Brad Campbell, Washington-based counsel with Drinker Biddle and Reath, has been in frequent contact with the Trump Administration in recent weeks; he believes the Department of Labor (DOL) rulemaking will almost certainly be halted before April, but having a Plan B is a good idea for prudent advisers, he says.
Campbell laid out his expectations during an “Inside the Beltway” call-in event presented by Natixis Global Asset Management. Matching the bulk of industry commentary shared so far with PLANADVISER, Campbell said he strongly expects the implementation of the fiduciary rule will be halted, or at least significantly dialed back, by the Trump Administration.
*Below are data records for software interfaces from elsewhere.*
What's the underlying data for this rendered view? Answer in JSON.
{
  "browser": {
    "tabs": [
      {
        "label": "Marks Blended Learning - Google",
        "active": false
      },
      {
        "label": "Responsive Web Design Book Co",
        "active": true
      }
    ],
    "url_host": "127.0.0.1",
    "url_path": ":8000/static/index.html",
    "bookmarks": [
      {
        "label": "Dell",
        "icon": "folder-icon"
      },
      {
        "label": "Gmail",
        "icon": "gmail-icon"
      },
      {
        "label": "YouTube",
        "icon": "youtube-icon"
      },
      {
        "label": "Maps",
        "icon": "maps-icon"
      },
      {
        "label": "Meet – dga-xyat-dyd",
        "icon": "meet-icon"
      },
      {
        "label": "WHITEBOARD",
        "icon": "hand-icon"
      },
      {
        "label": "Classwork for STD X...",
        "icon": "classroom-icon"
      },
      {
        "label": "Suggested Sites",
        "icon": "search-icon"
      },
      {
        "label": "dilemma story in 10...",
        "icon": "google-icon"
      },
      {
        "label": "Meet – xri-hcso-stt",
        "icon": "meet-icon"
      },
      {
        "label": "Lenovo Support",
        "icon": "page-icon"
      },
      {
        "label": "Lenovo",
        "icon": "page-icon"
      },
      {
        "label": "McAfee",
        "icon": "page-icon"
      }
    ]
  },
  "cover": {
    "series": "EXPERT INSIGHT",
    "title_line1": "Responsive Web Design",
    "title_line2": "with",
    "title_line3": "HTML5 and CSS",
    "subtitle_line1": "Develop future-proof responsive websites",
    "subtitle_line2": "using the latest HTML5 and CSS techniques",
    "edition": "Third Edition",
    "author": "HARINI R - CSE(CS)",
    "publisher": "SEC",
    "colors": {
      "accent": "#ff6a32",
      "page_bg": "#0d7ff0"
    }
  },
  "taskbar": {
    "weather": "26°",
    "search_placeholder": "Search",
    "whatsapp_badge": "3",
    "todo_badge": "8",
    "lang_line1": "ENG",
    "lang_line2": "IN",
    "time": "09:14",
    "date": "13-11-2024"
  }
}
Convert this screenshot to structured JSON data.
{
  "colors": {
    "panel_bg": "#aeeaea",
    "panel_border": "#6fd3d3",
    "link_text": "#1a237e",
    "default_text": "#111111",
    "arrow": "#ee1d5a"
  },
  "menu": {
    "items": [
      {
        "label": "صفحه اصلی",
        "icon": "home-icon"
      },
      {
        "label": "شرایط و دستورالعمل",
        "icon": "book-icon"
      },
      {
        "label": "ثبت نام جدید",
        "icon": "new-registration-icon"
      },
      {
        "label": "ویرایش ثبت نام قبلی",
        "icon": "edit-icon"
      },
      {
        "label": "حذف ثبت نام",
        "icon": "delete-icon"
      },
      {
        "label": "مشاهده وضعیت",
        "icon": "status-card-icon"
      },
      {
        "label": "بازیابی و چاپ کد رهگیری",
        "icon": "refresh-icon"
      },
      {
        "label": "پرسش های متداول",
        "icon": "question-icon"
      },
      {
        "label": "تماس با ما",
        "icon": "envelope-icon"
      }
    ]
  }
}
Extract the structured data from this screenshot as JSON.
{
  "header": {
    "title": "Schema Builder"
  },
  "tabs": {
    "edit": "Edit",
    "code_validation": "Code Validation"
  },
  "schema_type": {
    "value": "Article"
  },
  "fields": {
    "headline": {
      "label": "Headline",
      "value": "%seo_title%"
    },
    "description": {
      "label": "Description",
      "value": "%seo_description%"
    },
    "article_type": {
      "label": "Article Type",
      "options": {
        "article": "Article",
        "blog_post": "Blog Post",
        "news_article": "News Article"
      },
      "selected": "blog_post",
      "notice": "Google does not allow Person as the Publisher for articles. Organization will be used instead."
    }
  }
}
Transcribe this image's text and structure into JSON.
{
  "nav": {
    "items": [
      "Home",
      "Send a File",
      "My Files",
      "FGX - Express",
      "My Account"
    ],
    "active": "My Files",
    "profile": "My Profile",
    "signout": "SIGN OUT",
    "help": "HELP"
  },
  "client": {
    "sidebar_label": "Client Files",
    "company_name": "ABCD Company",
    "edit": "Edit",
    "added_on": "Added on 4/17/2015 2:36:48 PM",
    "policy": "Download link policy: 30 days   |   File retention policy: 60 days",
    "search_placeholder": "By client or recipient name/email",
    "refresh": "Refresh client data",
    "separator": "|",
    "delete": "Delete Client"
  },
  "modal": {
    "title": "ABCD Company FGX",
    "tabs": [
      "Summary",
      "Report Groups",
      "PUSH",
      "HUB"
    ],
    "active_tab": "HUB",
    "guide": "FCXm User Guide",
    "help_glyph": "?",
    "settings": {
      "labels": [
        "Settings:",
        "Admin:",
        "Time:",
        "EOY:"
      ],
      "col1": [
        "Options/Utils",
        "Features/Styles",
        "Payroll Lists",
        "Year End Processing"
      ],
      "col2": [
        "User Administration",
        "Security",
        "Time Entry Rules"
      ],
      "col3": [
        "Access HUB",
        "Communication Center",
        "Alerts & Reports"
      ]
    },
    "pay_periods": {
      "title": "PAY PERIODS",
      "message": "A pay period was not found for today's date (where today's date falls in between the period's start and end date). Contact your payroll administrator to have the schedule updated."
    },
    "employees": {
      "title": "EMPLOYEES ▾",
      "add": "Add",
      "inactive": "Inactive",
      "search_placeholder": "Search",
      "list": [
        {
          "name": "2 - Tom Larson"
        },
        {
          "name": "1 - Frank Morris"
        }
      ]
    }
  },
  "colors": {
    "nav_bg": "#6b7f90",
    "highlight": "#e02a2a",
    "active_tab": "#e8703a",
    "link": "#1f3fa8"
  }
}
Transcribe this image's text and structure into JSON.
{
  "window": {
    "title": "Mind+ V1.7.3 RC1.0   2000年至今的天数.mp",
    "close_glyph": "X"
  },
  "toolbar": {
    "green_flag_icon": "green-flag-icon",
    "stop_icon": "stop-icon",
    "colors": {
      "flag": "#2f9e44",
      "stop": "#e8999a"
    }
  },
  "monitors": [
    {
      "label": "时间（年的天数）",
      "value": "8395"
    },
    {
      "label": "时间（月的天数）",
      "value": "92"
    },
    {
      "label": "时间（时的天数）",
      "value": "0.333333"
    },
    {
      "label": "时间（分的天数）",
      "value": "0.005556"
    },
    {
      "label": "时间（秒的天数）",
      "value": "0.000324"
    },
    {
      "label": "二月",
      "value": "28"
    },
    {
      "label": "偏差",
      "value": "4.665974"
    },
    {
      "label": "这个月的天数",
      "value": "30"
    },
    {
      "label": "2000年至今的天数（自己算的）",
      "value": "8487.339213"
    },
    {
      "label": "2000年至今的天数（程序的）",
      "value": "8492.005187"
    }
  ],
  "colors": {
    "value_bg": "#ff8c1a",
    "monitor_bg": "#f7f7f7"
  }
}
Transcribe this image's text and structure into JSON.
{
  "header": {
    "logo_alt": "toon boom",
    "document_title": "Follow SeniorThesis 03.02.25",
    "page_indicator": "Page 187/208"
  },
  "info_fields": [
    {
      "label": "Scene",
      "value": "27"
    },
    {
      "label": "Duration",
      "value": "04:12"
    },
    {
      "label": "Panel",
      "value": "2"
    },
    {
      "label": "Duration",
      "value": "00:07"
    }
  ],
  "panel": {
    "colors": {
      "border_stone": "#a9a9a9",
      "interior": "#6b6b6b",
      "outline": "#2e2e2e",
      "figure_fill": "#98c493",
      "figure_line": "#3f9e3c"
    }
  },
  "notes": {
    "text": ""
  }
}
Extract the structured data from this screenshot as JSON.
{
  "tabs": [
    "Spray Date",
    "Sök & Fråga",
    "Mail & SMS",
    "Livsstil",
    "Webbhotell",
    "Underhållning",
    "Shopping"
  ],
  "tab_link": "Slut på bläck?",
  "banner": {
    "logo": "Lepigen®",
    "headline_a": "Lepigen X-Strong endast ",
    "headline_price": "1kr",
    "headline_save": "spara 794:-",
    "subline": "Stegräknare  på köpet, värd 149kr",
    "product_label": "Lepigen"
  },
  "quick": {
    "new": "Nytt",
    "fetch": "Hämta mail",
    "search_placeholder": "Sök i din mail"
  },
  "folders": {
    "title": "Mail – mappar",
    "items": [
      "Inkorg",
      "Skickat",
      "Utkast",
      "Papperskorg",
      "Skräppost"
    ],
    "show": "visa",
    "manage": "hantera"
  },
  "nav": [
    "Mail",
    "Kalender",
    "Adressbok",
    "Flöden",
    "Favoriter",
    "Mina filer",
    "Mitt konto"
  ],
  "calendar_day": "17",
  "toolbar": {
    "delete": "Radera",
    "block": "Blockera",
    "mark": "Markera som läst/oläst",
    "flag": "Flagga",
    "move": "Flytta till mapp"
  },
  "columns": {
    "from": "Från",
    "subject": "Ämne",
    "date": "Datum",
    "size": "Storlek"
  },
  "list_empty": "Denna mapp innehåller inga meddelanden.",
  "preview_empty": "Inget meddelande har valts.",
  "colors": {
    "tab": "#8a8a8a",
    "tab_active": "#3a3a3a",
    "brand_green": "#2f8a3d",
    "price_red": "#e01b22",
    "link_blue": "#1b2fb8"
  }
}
“We all probably already know about the memo that has come out seeking to freeze and potentially pull back all ongoing regulatory projects,” Campbell observed, “but I agree with the notion that the DOL fiduciary rule is not really going to be impacted by that memo. While its applicability dates are forthcoming, it is already a properly implemented regulation, and so it is not something that can be just whisked away with the stroke of a pen.”
Campbell noted that the Trump Administration will very likely (and likely very soon) issue a separate order specifically pertaining to the DOL rulemaking, adding “this is likely to occur in the very near future … such an announcement could come any day this week or next.”
“At a gut level, what are the chances of delay and repeal, or delay and modify?” Campbell was asked by his colleague and principal at Drinker Biddle and Reath, Fred Reish.
“It sounds like right now there is more interest in the administration at looking at a repeal approach,” Campbell responded. “But we should also keep in mind that none of the people who would lead this effort within the administration have been confirmed yet. Only the Labor Secretary has been formally nominated—many other relevant positions yet to be filled who will have to play a role. But at a minimum we expect it will be modified substantially. We will soon know who the personnel are who are making this decision.”
NEXT: Acting amid the uncertainty
What are Campbell and Reish telling clients they should do right now?
“It’s quite likely the rule will be delayed, but being able to comply with the transitional best-interest contract exemption that would apply between April 10 and the end of the year may be a good Plan B, in case the administration does not move fast enough in this particular area … There are a lot of other priorities that could take precedence … And honestly with the SEC actions and FINRA actions we are seeing, tied to consumer demand, it will not be a bad idea to enhance the processes you are using to make and document recommendations, fiduciary or otherwise.
“Overall we will still see a lot more financial institutions doing more and more level-fee services … There will be a practical competitive impact beyond the legal issues we’re discussing,” he adds.
Turning specifically to Congress and what that body might do in the weeks and months ahead with respect to the retirement planning industry, Campbell said that “tax reform is probably the biggest game in town and we should all be watching … There is a need for comprehensive reform, but also a lot of risk in how retirement plans may be impacted.”
Campbell noted that “it is some $1.5 trillion over 10 years that the government is measuring when it comes to taxes that aren’t being collected on retirement plans that could be taxed under the code ... That amount could easily become a target.”
“If the Republican Congress wants to do tax reform that is revenue neutral, than retirement plans could easily be an area for reform,” he concluded. “Some changes could be benign and some could be very harmful, frankly. It’s an area where we really need to pay attention, and there are so many options on the table, from capping overall deductions to reducing deferral limits to requiring the second half of a given year’s contributions to go to a Roth account.”